This latest idea was brought to my attention by reader Brian. Why do we say that we’re going out “to the bar” when we could mean a multitude of bars?
I say “to the bar,” however, I’ve only said it for the past year or so. Granted, I just turned 23, so it could be an age thing.
Until recently, I would say, “We’re going out to the Hong Kong,” or, “We’re going out to the bars on Boylston Street.” I would always make it specific to a certain bar or location. If I didn’t generalize, I would say, “We’re going out to the bars.” I would say that in Boston. At Fairfield, I would always specify the particular bar. During my semester in Florence, I would always specify the bar as well, because we always, always knew exactly where we were going at the beginning of the night.
So, why did this change?
I think I just started repeating what my friends here in Boston said. Again, being so young (and not much of a bar-hopper compared to most of my friends), I’m relatively new to the bar scene, so I decided that I might as well repeat what more experienced bar-hoppers said, therefore making me sound more in the know.
It doesn’t make sense. Why would I say that I’m going out to the bar if I may hit up three or four?
I guess “the bar” is right up there with “prom.” It has been invented, it varies from place to place, and nobody is even positive where it originated.
Time for another poll!
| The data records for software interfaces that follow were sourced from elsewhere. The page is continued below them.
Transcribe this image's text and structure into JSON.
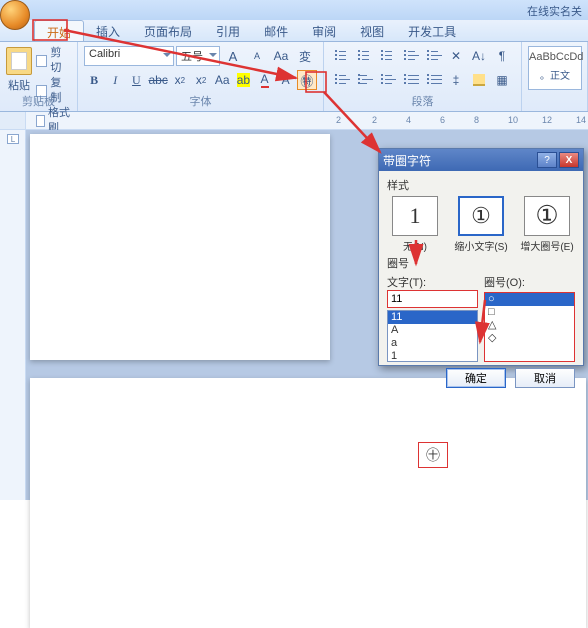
{
  "titlebar": {
    "right_status": "在线实名关"
  },
  "tabs": [
    "开始",
    "插入",
    "页面布局",
    "引用",
    "邮件",
    "审阅",
    "视图",
    "开发工具"
  ],
  "ribbon": {
    "clipboard": {
      "paste": "粘贴",
      "cut": "剪切",
      "copy": "复制",
      "format_painter": "格式刷",
      "label": "剪贴板"
    },
    "font": {
      "name": "Calibri",
      "size": "五号",
      "grow": "A",
      "shrink": "A",
      "clear": "Aa",
      "b": "B",
      "i": "I",
      "u": "U",
      "strike": "abc",
      "sub": "x",
      "sup": "x",
      "case": "Aa",
      "highlight": "ab",
      "color": "A",
      "enclose": "㊕",
      "label": "字体"
    },
    "paragraph": {
      "label": "段落"
    },
    "styles": {
      "sample": "AaBbCcDd",
      "name": "。正文"
    }
  },
  "ruler": {
    "vruler_mark": "L"
  },
  "page2": {
    "enclosed_symbol": "㊉"
  },
  "dialog": {
    "title": "带圈字符",
    "help": "?",
    "close": "X",
    "style_label": "样式",
    "styles": {
      "none": {
        "glyph": "1",
        "cap": "无(N)"
      },
      "shrink": {
        "glyph": "①",
        "cap": "缩小文字(S)"
      },
      "enlarge": {
        "glyph": "①",
        "cap": "增大圈号(E)"
      }
    },
    "ring_label": "圈号",
    "text_label": "文字(T):",
    "ring_col_label": "圈号(O):",
    "text_value": "11",
    "text_list": [
      "11",
      "A",
      "a",
      "1"
    ],
    "ring_list": [
      "○",
      "□",
      "△",
      "◇"
    ],
    "ok": "确定",
    "cancel": "取消"
  }
}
Do you say, “I’m going out to the bar,” when you could mean any bar in particular?